■ Entries provided ■
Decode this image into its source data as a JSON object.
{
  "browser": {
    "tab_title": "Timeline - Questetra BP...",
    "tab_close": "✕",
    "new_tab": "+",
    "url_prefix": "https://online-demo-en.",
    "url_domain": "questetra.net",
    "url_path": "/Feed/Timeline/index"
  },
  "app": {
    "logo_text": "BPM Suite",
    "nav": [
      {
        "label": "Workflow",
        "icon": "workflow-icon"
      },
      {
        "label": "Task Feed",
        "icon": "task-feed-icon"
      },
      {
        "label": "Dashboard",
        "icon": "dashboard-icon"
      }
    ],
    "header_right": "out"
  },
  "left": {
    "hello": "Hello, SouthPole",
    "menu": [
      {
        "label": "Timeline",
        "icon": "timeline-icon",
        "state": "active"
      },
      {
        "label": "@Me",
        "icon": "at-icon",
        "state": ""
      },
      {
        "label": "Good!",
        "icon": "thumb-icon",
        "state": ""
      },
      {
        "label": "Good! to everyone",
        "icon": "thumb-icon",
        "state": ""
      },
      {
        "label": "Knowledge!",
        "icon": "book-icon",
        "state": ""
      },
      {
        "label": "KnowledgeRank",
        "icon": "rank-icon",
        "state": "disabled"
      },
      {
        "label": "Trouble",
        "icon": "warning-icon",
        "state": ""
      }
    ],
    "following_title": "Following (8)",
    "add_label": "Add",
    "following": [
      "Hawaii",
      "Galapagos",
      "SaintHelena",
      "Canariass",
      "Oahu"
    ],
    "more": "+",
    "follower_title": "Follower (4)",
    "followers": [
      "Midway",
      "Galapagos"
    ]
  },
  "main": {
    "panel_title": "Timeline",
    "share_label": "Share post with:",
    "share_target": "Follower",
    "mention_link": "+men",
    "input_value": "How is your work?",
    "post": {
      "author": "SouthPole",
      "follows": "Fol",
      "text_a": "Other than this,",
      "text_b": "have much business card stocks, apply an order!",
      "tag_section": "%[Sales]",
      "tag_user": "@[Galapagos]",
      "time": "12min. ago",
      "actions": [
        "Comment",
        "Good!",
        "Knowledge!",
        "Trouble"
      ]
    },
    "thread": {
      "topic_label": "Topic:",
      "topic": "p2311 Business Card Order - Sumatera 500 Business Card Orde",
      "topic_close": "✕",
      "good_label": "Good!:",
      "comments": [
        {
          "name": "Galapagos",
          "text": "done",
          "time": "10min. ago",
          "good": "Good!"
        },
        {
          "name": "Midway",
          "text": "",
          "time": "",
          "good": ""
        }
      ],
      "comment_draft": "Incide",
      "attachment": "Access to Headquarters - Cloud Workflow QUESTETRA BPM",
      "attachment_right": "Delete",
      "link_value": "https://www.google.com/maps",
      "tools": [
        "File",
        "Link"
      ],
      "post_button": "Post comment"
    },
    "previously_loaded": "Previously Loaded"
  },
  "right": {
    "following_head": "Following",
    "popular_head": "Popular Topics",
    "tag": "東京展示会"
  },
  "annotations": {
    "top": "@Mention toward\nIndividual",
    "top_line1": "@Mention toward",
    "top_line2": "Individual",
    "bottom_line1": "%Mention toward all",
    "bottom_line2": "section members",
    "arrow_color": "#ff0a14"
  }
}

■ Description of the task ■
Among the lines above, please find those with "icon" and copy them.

■ Final answer ■
        "icon": "workflow-icon"
        "icon": "task-feed-icon"
        "icon": "dashboard-icon"
        "icon": "timeline-icon",
        "icon": "at-icon",
        "icon": "thumb-icon",
        "icon": "thumb-icon",
        "icon": "book-icon",
        "icon": "rank-icon",
        "icon": "warning-icon",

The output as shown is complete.